• [Excerpted records]
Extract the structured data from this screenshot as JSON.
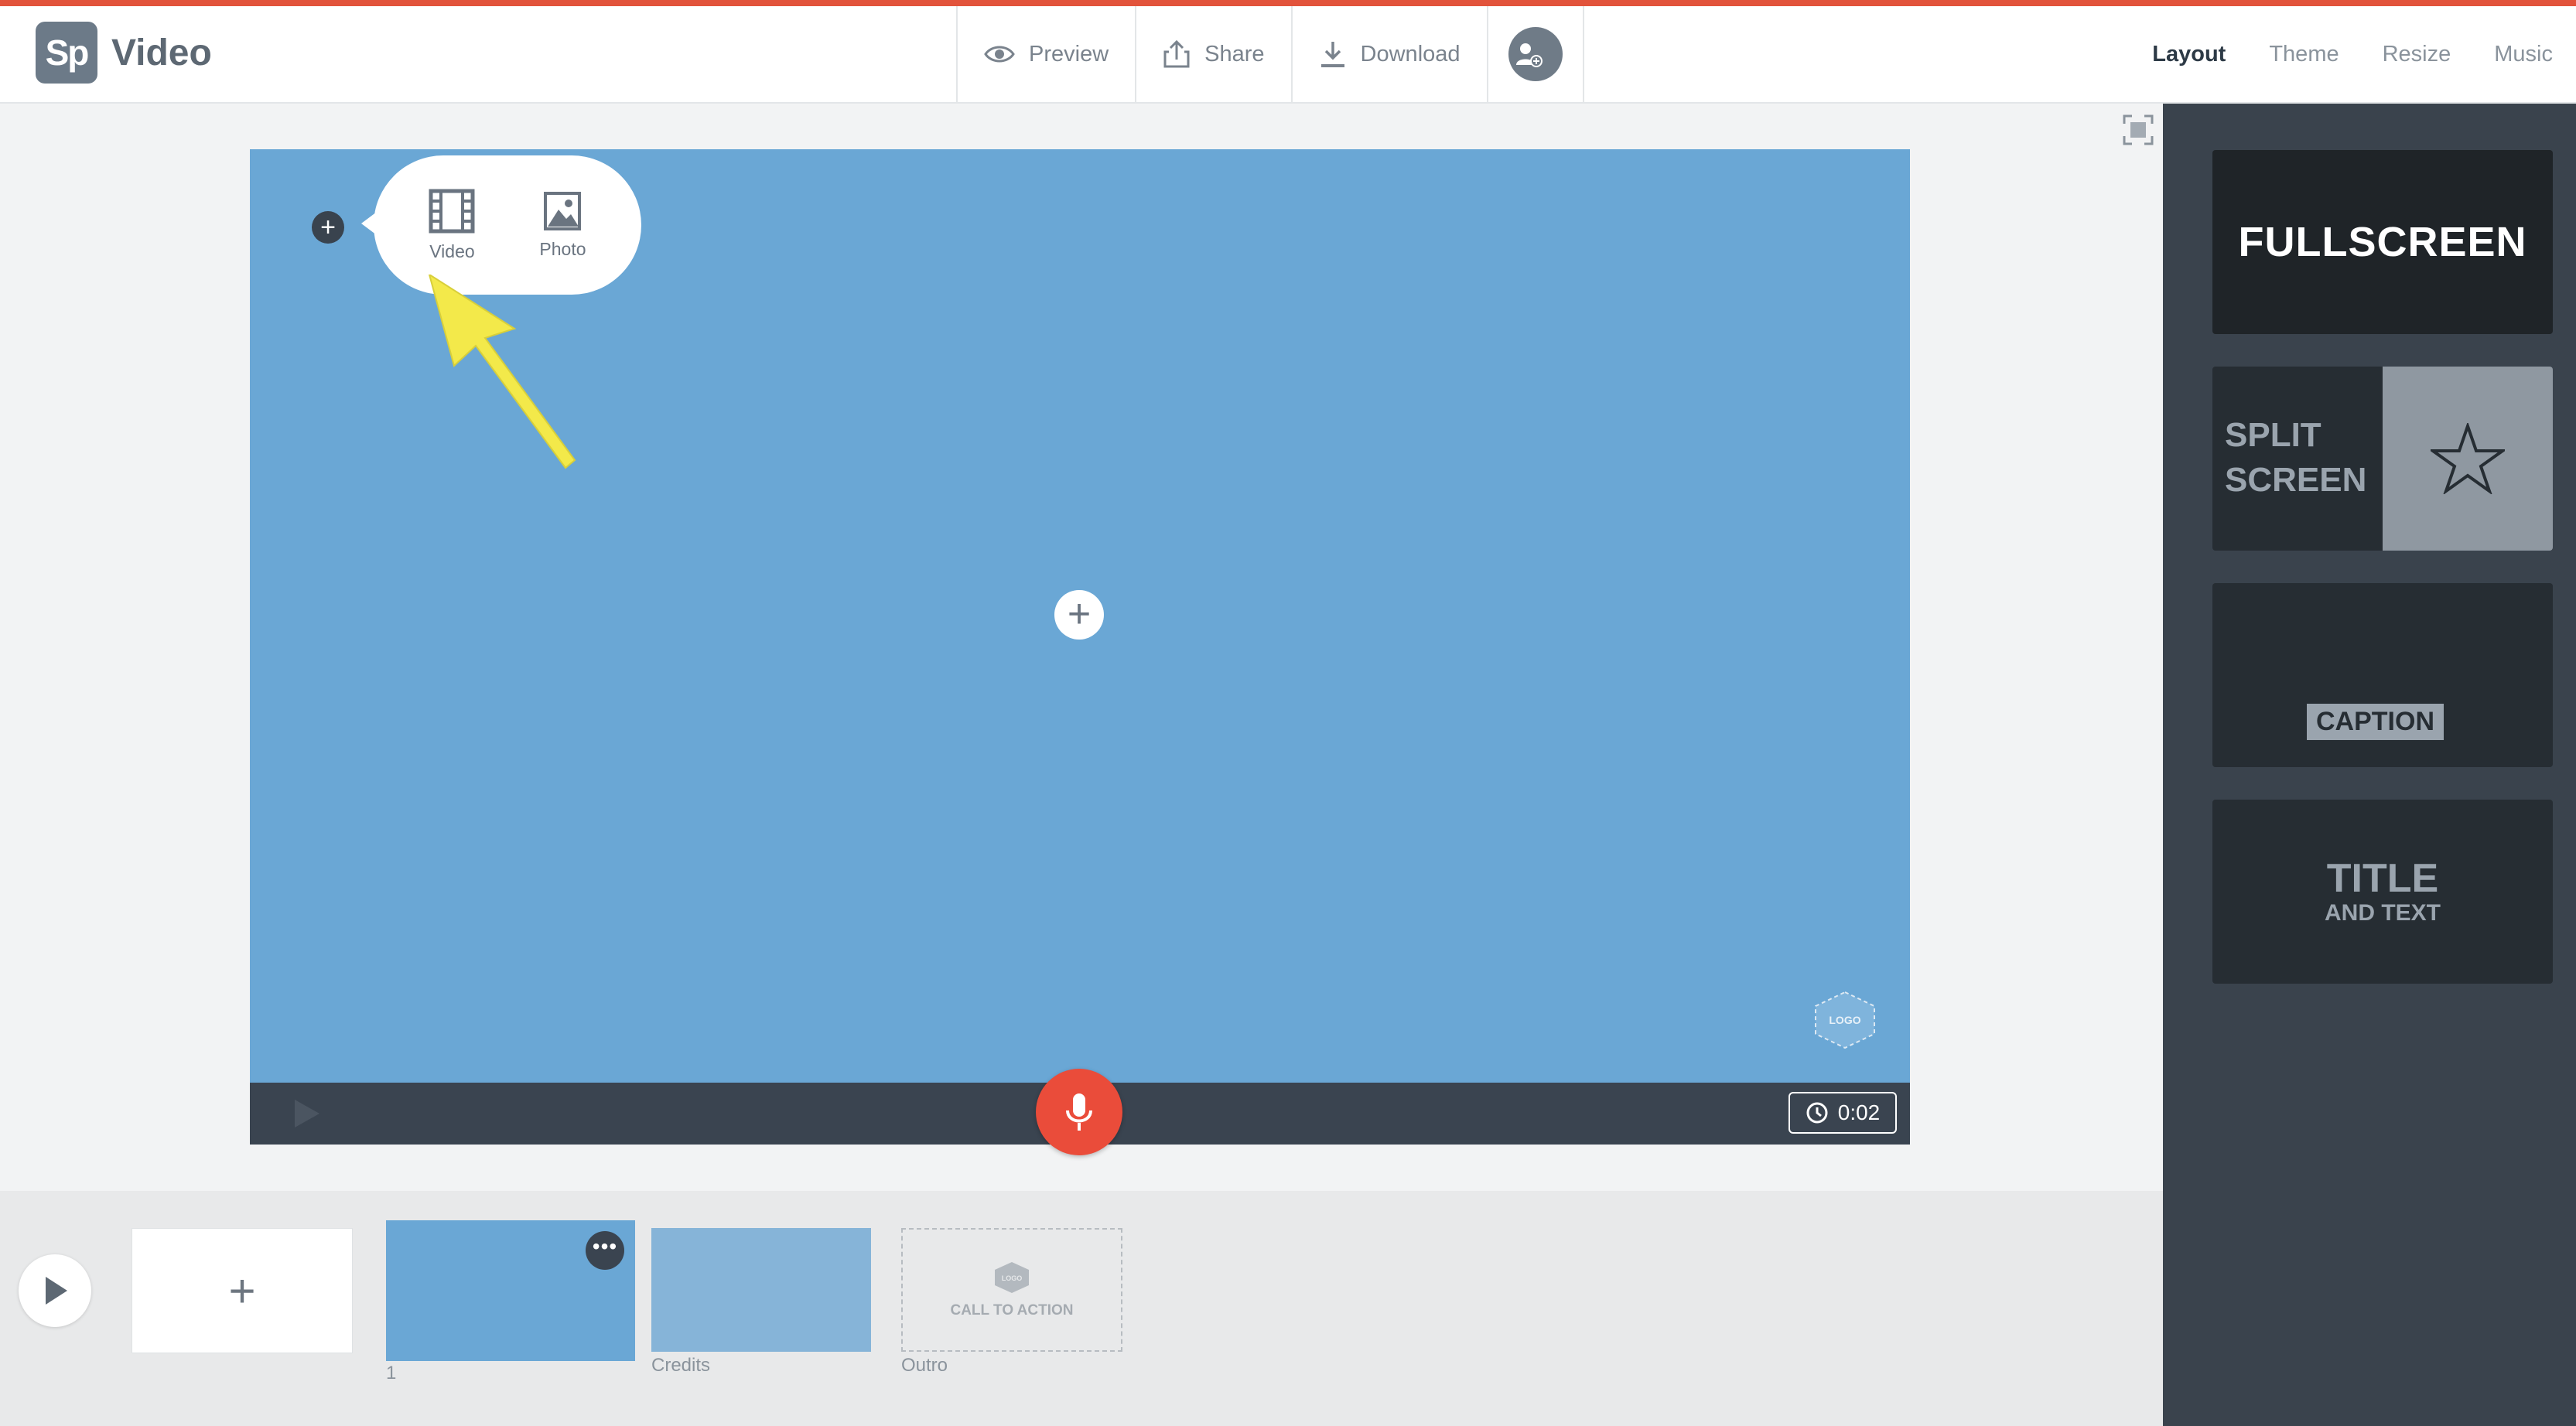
{
  "app": {
    "logo": "Sp",
    "name": "Video"
  },
  "toolbar": {
    "preview": "Preview",
    "share": "Share",
    "download": "Download"
  },
  "right_tabs": [
    "Layout",
    "Theme",
    "Resize",
    "Music"
  ],
  "right_tabs_active": "Layout",
  "canvas": {
    "popup": {
      "video": "Video",
      "photo": "Photo"
    },
    "logo_mark": "LOGO",
    "timer": "0:02"
  },
  "timeline": {
    "slides": [
      {
        "label": "1"
      },
      {
        "label": "Credits"
      },
      {
        "label": "Outro"
      }
    ],
    "add_label": "+",
    "outro_logo": "LOGO",
    "outro_cta": "CALL TO ACTION"
  },
  "layouts": {
    "fullscreen": "FULLSCREEN",
    "split_line1": "SPLIT",
    "split_line2": "SCREEN",
    "caption": "CAPTION",
    "title_line1": "TITLE",
    "title_line2": "AND TEXT"
  },
  "colors": {
    "accent": "#e2533b",
    "canvas_blue": "#6aa7d5",
    "mic_red": "#ea4c3a",
    "panel_dark": "#3a434d",
    "annotation_yellow": "#f3e94a"
  },
  "icons": [
    "eye-icon",
    "share-icon",
    "download-icon",
    "add-user-icon",
    "film-icon",
    "image-icon",
    "plus-icon",
    "microphone-icon",
    "clock-icon",
    "play-icon",
    "more-icon",
    "fullscreen-icon",
    "star-icon"
  ]
}
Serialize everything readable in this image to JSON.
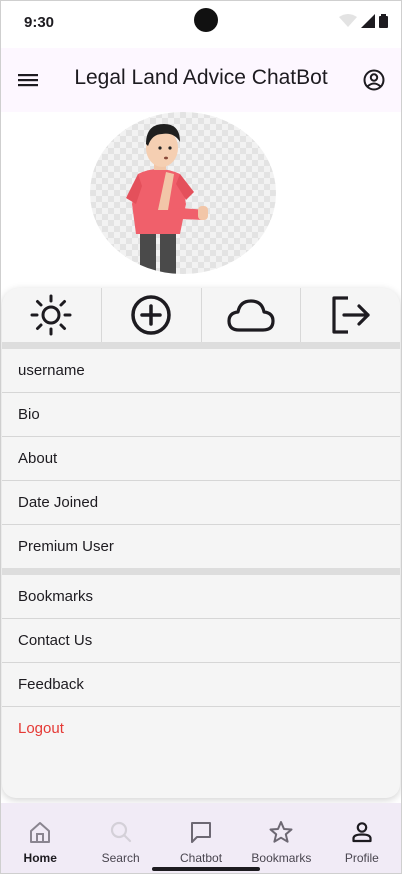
{
  "status_bar": {
    "time": "9:30"
  },
  "app_bar": {
    "title": "Legal Land Advice ChatBot"
  },
  "actions": [
    {
      "icon": "sun-icon"
    },
    {
      "icon": "plus-circle-icon"
    },
    {
      "icon": "cloud-icon"
    },
    {
      "icon": "logout-icon"
    }
  ],
  "profile_info": [
    "username",
    "Bio",
    "About",
    "Date Joined",
    "Premium User"
  ],
  "menu": {
    "bookmarks": "Bookmarks",
    "contact": "Contact Us",
    "feedback": "Feedback",
    "logout": "Logout"
  },
  "nav": {
    "home": "Home",
    "search": "Search",
    "chatbot": "Chatbot",
    "bookmarks": "Bookmarks",
    "profile": "Profile"
  },
  "colors": {
    "logout": "#e53935",
    "app_bar_bg": "#fdf7ff",
    "nav_bg": "#f1ebf6"
  }
}
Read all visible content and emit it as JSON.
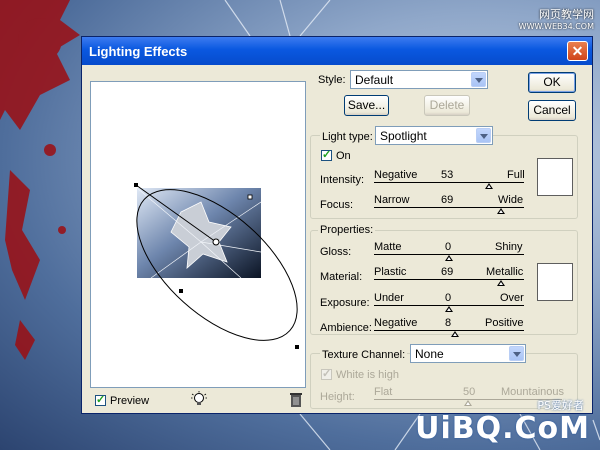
{
  "watermark": {
    "site_cn": "网页教学网",
    "site_url": "WWW.WEB34.COM",
    "brand": "UiBQ.CoM",
    "brand_small": "PS爱好者"
  },
  "dialog": {
    "title": "Lighting Effects",
    "close_label": "✕",
    "ok_label": "OK",
    "cancel_label": "Cancel",
    "style": {
      "label": "Style:",
      "value": "Default",
      "save_label": "Save...",
      "delete_label": "Delete"
    },
    "light_type": {
      "label": "Light type:",
      "value": "Spotlight",
      "on_label": "On",
      "on_checked": true,
      "intensity": {
        "label": "Intensity:",
        "left": "Negative",
        "value": "53",
        "right": "Full",
        "level": 53,
        "min": -100,
        "max": 100
      },
      "focus": {
        "label": "Focus:",
        "left": "Narrow",
        "value": "69",
        "right": "Wide",
        "level": 69,
        "min": -100,
        "max": 100
      }
    },
    "properties": {
      "legend": "Properties:",
      "gloss": {
        "label": "Gloss:",
        "left": "Matte",
        "value": "0",
        "right": "Shiny",
        "level": 0,
        "min": -100,
        "max": 100
      },
      "material": {
        "label": "Material:",
        "left": "Plastic",
        "value": "69",
        "right": "Metallic",
        "level": 69,
        "min": -100,
        "max": 100
      },
      "exposure": {
        "label": "Exposure:",
        "left": "Under",
        "value": "0",
        "right": "Over",
        "level": 0,
        "min": -100,
        "max": 100
      },
      "ambience": {
        "label": "Ambience:",
        "left": "Negative",
        "value": "8",
        "right": "Positive",
        "level": 8,
        "min": -100,
        "max": 100
      }
    },
    "texture": {
      "label": "Texture Channel:",
      "value": "None",
      "white_is_high_label": "White is high",
      "white_is_high_checked": true,
      "height": {
        "label": "Height:",
        "left": "Flat",
        "value": "50",
        "right": "Mountainous",
        "level": 50,
        "min": 0,
        "max": 100
      }
    },
    "preview_label": "Preview",
    "preview_checked": true,
    "colors": {
      "light_color": "#ffffff",
      "ambient_color": "#ffffff"
    }
  }
}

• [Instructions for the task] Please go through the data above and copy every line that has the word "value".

• [Answer below]
      "value": "Default",
      "value": "Spotlight",
        "value": "53",
        "value": "69",
        "value": "0",
        "value": "69",
        "value": "0",
        "value": "8",
      "value": "None",
        "value": "50",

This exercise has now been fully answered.